But the land and sea are interesting. I walked the “beach” one morning. For those of us who are used to the beach at VaB, this was very different. First, it was the western side of the Eastern Shore, not the east side to which we are accustomed. That means it doesn’t take the pounding of the waves, so the sand is not fine or white, but rather darker grey and much coarser. And secondly, it is a tiny strip not the expanse on the Atlantic side. But it also means that the shells are not so beaten up and there is lots of sea glass. There is also seaweed – both the heavy brown kind that you see a lot, but also a very different type that looks like the offspring of yellow and green dynabands. It is flat, five inches wide and bright chartreuse! I would not like to dive in it and I suspect it’s hard on propellers, but it surely is pretty.

Driving back we stopped at the island before the bridge begins to take some pictures. Unfortunately, I don’t have the cable to upload them, so come back tomorrow to look at the pictures. I will upload as soon as my bag is unpacked.

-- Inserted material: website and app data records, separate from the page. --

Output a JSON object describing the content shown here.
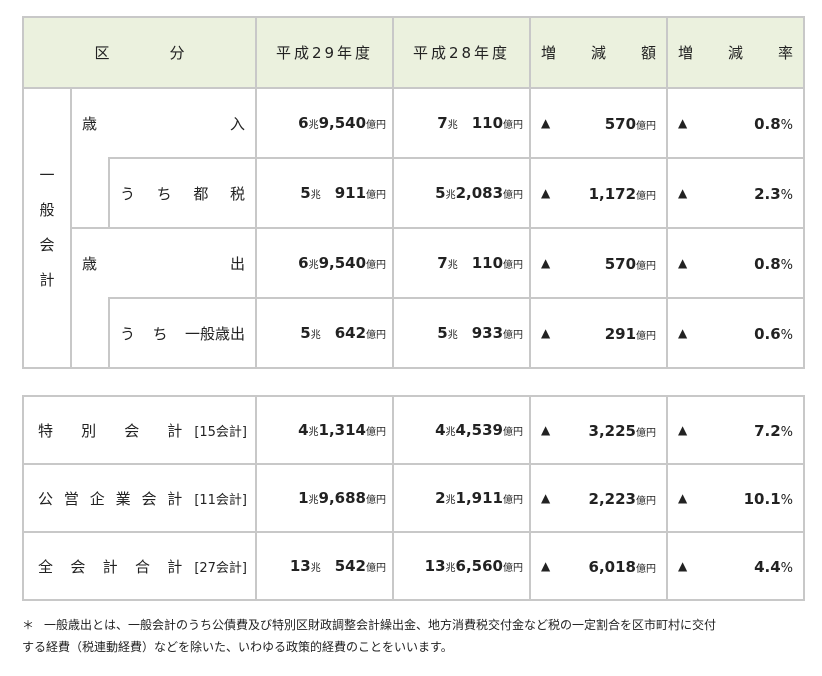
{
  "header": {
    "category": [
      "区",
      "分"
    ],
    "fy29": "平成29年度",
    "fy28": "平成28年度",
    "change_amount": [
      "増",
      "減",
      "額"
    ],
    "change_rate": [
      "増",
      "減",
      "率"
    ]
  },
  "general_account_label": [
    "一",
    "般",
    "会",
    "計"
  ],
  "units": {
    "cho": "兆",
    "oku": "億円",
    "pct": "%",
    "decrease_mark": "▲"
  },
  "rows_general": [
    {
      "label": [
        "歳",
        "入"
      ],
      "fy29": [
        "6",
        "9,540"
      ],
      "fy28": [
        "7",
        "110"
      ],
      "diff": "570",
      "rate": "0.8"
    },
    {
      "label": [
        "う",
        "ち",
        "都",
        "税"
      ],
      "fy29": [
        "5",
        "911"
      ],
      "fy28": [
        "5",
        "2,083"
      ],
      "diff": "1,172",
      "rate": "2.3"
    },
    {
      "label": [
        "歳",
        "出"
      ],
      "fy29": [
        "6",
        "9,540"
      ],
      "fy28": [
        "7",
        "110"
      ],
      "diff": "570",
      "rate": "0.8"
    },
    {
      "label": [
        "う",
        "ち",
        "一般歳出"
      ],
      "fy29": [
        "5",
        "642"
      ],
      "fy28": [
        "5",
        "933"
      ],
      "diff": "291",
      "rate": "0.6"
    }
  ],
  "rows_other": [
    {
      "label": [
        "特",
        "別",
        "会",
        "計"
      ],
      "count": "[15会計]",
      "fy29": [
        "4",
        "1,314"
      ],
      "fy28": [
        "4",
        "4,539"
      ],
      "diff": "3,225",
      "rate": "7.2"
    },
    {
      "label": [
        "公",
        "営",
        "企",
        "業",
        "会",
        "計"
      ],
      "count": "[11会計]",
      "fy29": [
        "1",
        "9,688"
      ],
      "fy28": [
        "2",
        "1,911"
      ],
      "diff": "2,223",
      "rate": "10.1"
    },
    {
      "label": [
        "全",
        "会",
        "計",
        "合",
        "計"
      ],
      "count": "[27会計]",
      "fy29": [
        "13",
        "542"
      ],
      "fy28": [
        "13",
        "6,560"
      ],
      "diff": "6,018",
      "rate": "4.4"
    }
  ],
  "note": {
    "mark": "＊",
    "line1": "一般歳出とは、一般会計のうち公債費及び特別区財政調整会計繰出金、地方消費税交付金など税の一定割合を区市町村に交付",
    "line2": "する経費（税連動経費）などを除いた、いわゆる政策的経費のことをいいます。"
  }
}
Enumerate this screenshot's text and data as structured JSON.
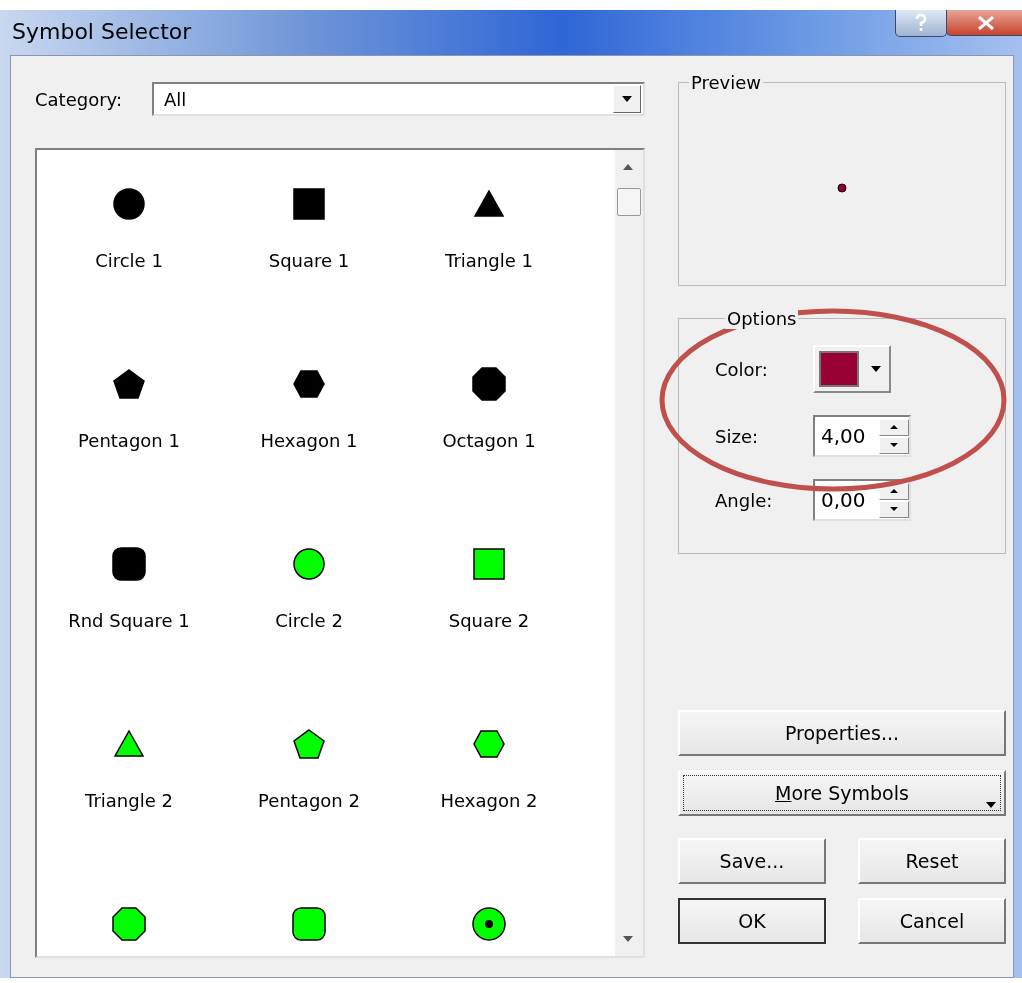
{
  "window": {
    "title": "Symbol Selector"
  },
  "category": {
    "label": "Category:",
    "value": "All"
  },
  "symbols": [
    {
      "label": "Circle 1",
      "kind": "circle",
      "color": "#000000"
    },
    {
      "label": "Square 1",
      "kind": "square",
      "color": "#000000"
    },
    {
      "label": "Triangle 1",
      "kind": "triangle",
      "color": "#000000"
    },
    {
      "label": "Pentagon 1",
      "kind": "pentagon",
      "color": "#000000"
    },
    {
      "label": "Hexagon 1",
      "kind": "hexagon",
      "color": "#000000"
    },
    {
      "label": "Octagon 1",
      "kind": "octagon",
      "color": "#000000"
    },
    {
      "label": "Rnd Square 1",
      "kind": "rounded-square",
      "color": "#000000"
    },
    {
      "label": "Circle 2",
      "kind": "circle",
      "color": "#00ff00"
    },
    {
      "label": "Square 2",
      "kind": "square",
      "color": "#00ff00"
    },
    {
      "label": "Triangle 2",
      "kind": "triangle",
      "color": "#00ff00"
    },
    {
      "label": "Pentagon 2",
      "kind": "pentagon",
      "color": "#00ff00"
    },
    {
      "label": "Hexagon 2",
      "kind": "hexagon",
      "color": "#00ff00"
    },
    {
      "kind": "octagon",
      "color": "#00ff00"
    },
    {
      "kind": "rounded-square",
      "color": "#00ff00"
    },
    {
      "kind": "circle-dot",
      "color": "#00ff00"
    }
  ],
  "preview": {
    "title": "Preview"
  },
  "options": {
    "title": "Options",
    "color": {
      "label": "Color:",
      "color": "#990033"
    },
    "size": {
      "label": "Size:",
      "value": "4,00"
    },
    "angle": {
      "label": "Angle:",
      "value": "0,00"
    }
  },
  "buttons": {
    "properties": "Properties...",
    "more_symbols": {
      "label": "More Symbols",
      "first_letter_underlined": true
    },
    "save": "Save...",
    "reset": "Reset",
    "ok": "OK",
    "cancel": "Cancel"
  }
}
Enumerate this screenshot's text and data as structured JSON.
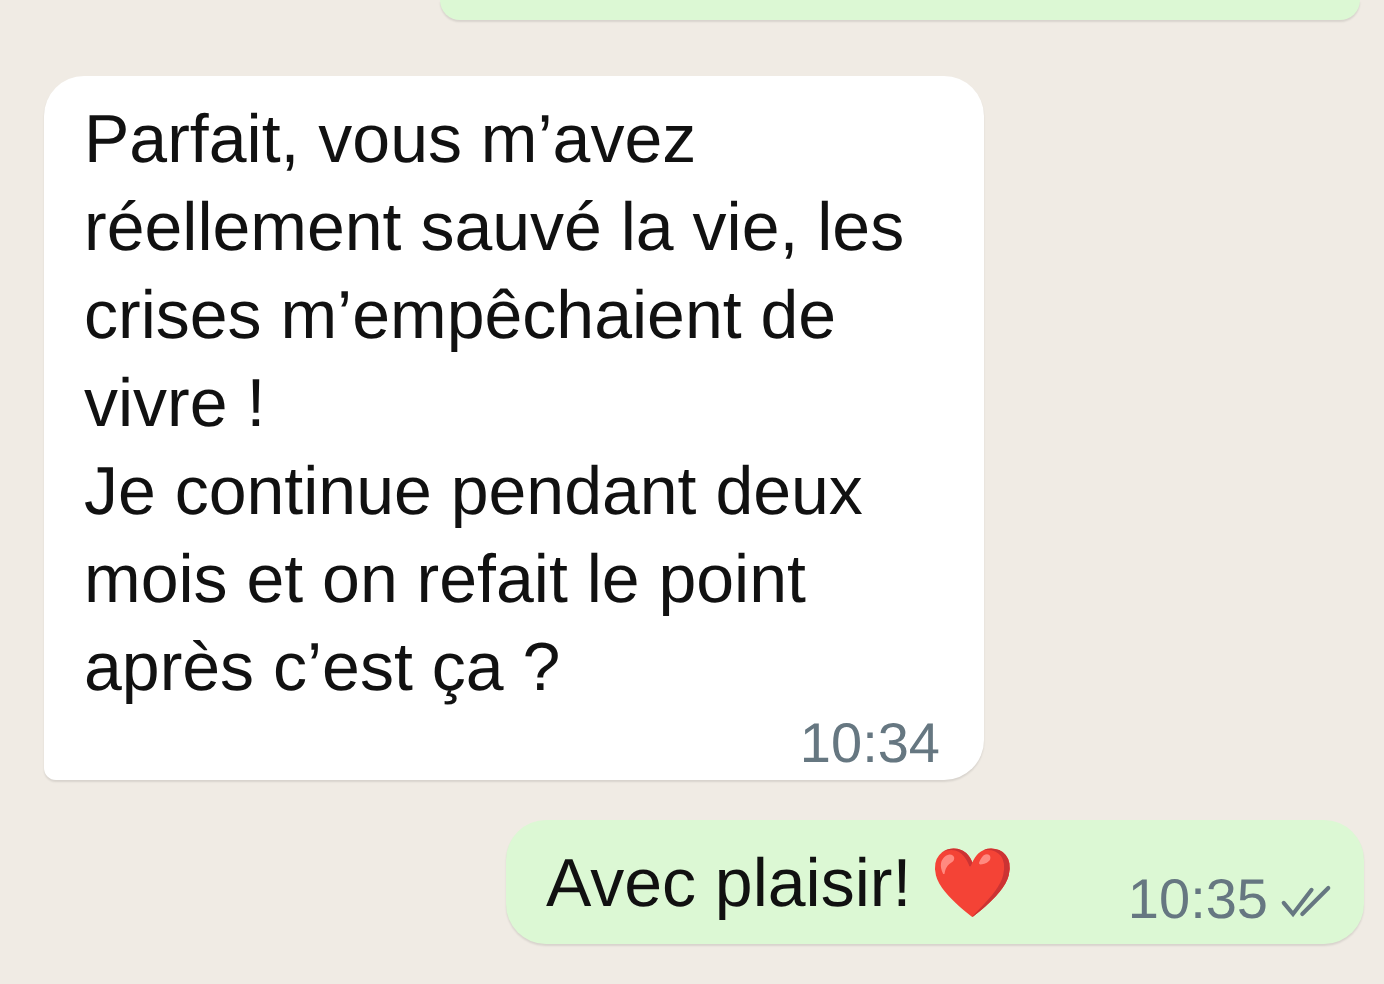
{
  "messages": [
    {
      "kind": "outgoing"
    },
    {
      "kind": "incoming",
      "text": "Parfait, vous m’avez réellement sauvé la vie, les crises m’empêchaient de vivre !\nJe continue pendant deux mois et on refait le point après c’est ça ?",
      "time": "10:34"
    },
    {
      "kind": "outgoing",
      "text": "Avec plaisir! ❤️",
      "time": "10:35",
      "read": false
    }
  ]
}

We are eating lunch in a tearoom in Portsmouth waiting for our friends to arrive by boat from Deltaville. Next on our agenda is loading our things aboard and then spending the afternoon getting ready to set off on high adventure. Our trip tomorrow will be down the Elizabeth River to connect with the ICW and then head south. We will spend tomorrow night in Coinjock – a wide spot in the ICW. I think we do the locks tomorrow, too, so it will be all new for me.

As I predicted, the weather has turned hotter and more humid, but not bad if one can keep to the shade. I think it’s supposed to be a bit cooler the next two days. I am learning that when you are so close to the water, the weather matters more! Love to all. Tune in soon!